Maybe you've seen it at a party or a family gathering: groups of people crowded around a TV screen—some wielding various toy instruments, vamping, jumping around. Players follow along with prerecorded songs, trying to match their respective parts as perfectly as possible, perhaps injecting a bit of style into the proceedings. They do it for points and the roar of a virtual crowd.
"Why Books?" conference probes the rocky relationship between technology and literature.
The MacArthur Foundation announced yesterday morning that population geneticist Carlos D. Bustamante '97 and Harvard professor Annette Gordon-Reed have been named 2010 MacArthur Fellows.
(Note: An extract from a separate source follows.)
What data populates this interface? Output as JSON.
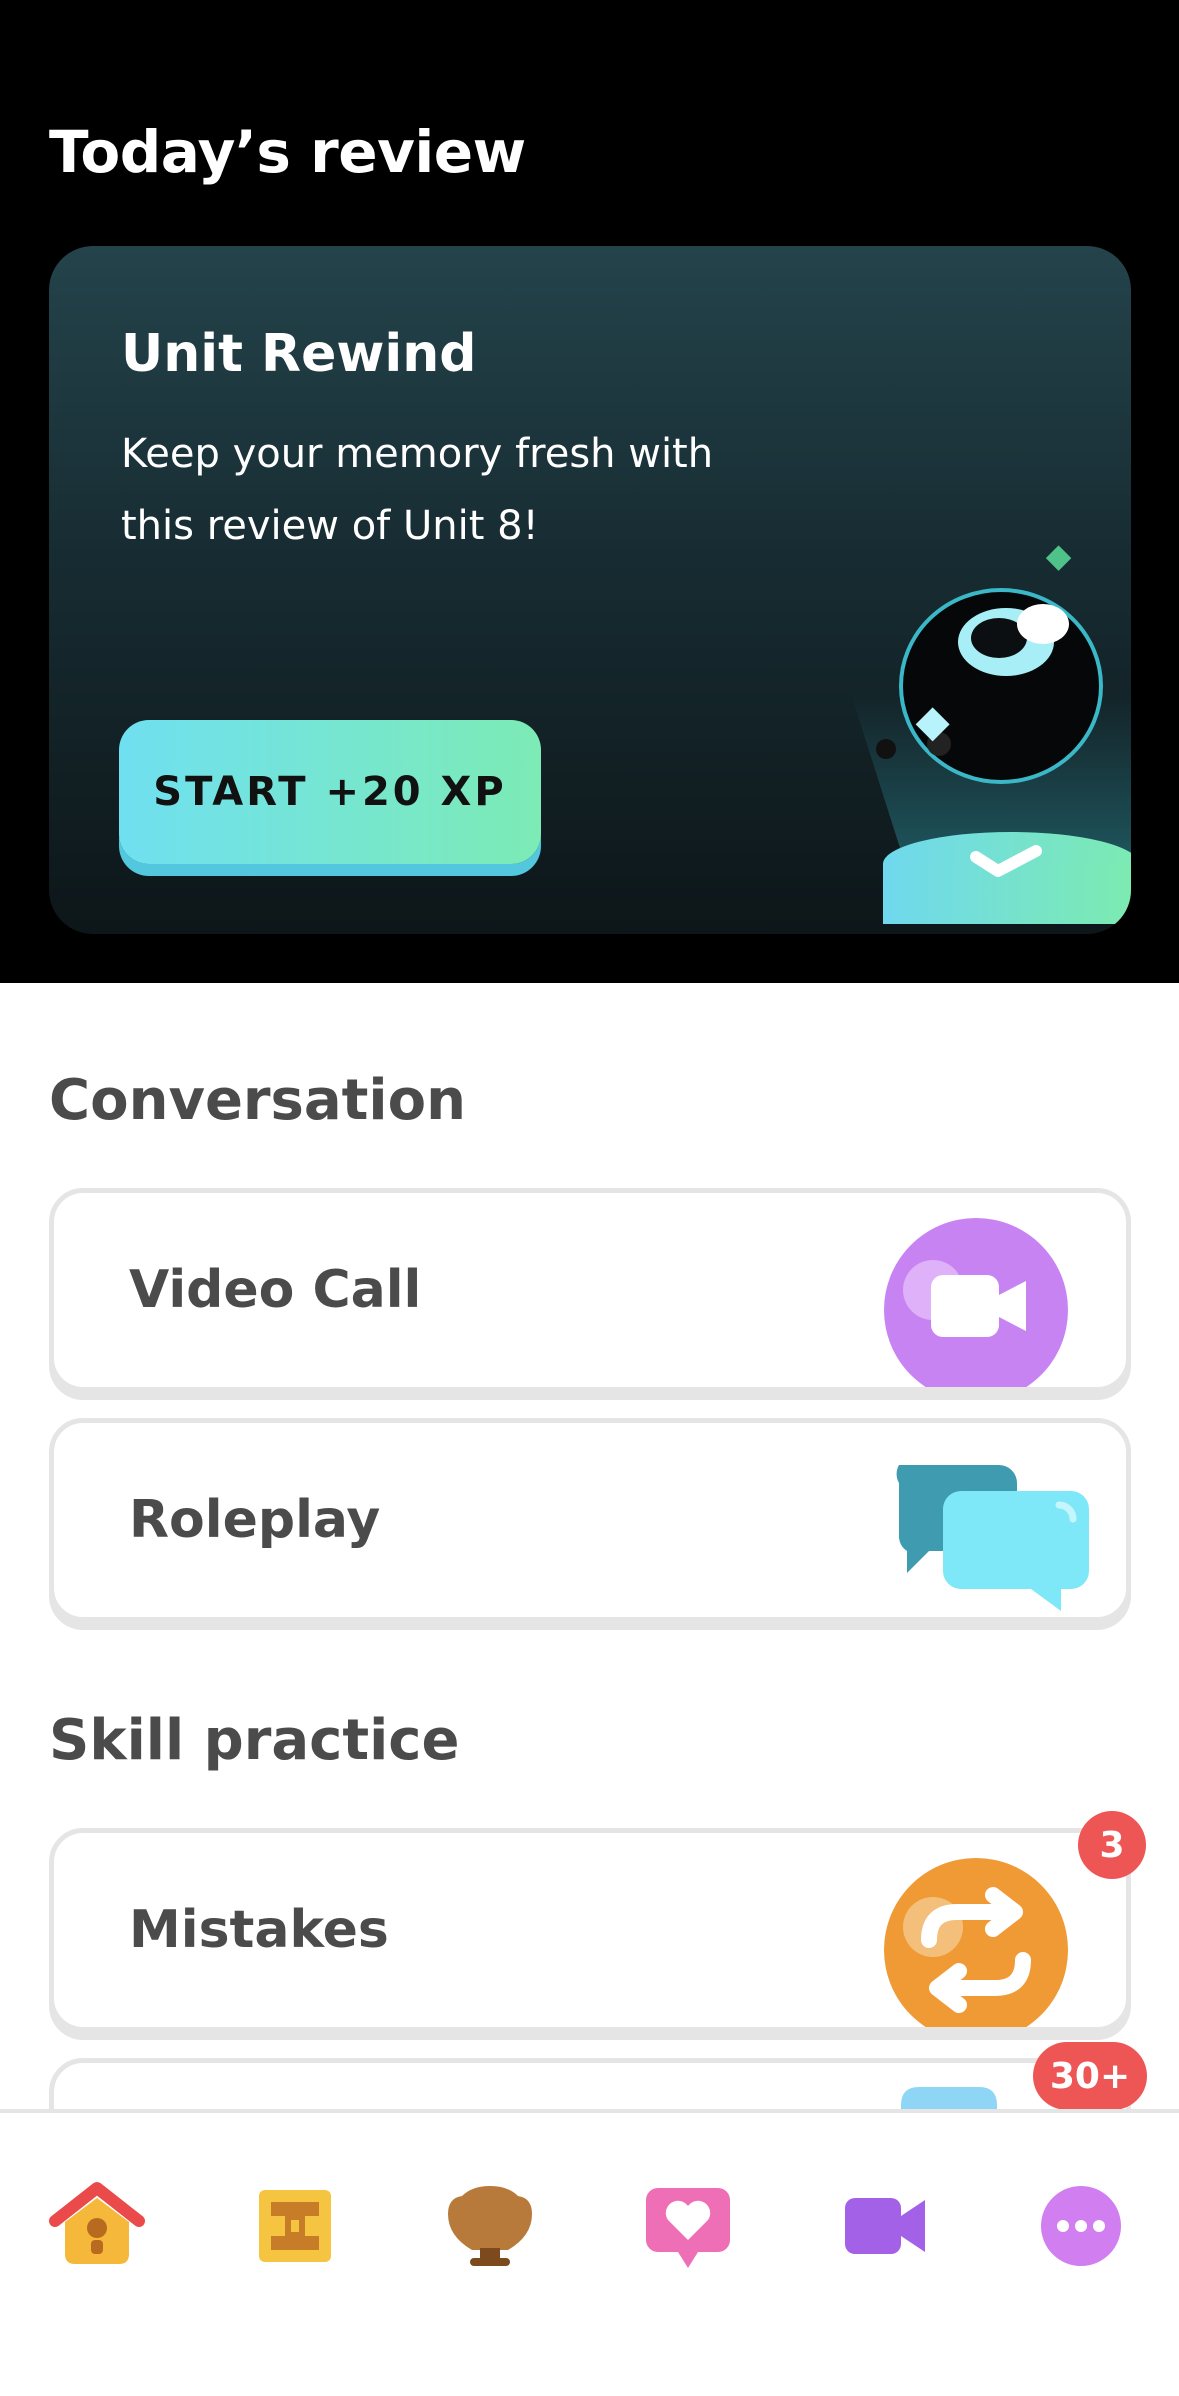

Annette Gordon-Reed, an award-winning author and a professor at Harvard University, has been named a 2010 MacArthur Foundation Fellow. Gordon-Reed, JD '84, holds several University appointments and the Harvard historian can use funds to assist her research that follows branches of the Thomas Jefferson and Sally Hemings family tree into the 19th century.
Susan Landau, a Radcliffe Institute of Advanced Study fellow and former Sun Microsystems engineer, argues that the proposal would raise costly impediments to innovation by small startups.
In today's overstimulated society, it's hard to imagine a time when reading—which we regard as solitary—was seen as a social activity. But for middle- and upper-class women of America's first Gilded Age (from about 1865 to 1901), reading was social and central. In her book Well-Read Lives: How Books Inspired a Generation of American Women (University of North Carolina Press, 2010), Barbara Sicherman, B.I. '74, argues that these women read themselves into history.
Before the Harvard Union of Clerical and Technical Workers, there was 9 to 5, National Association of Working Women. Founded in 1972 by Ellen Cassedy and Karen Nussbaum, then clerical workers at the Harvard Graduate School of Education, the organization dedicated itself to putting issues faced by working women on the public agenda.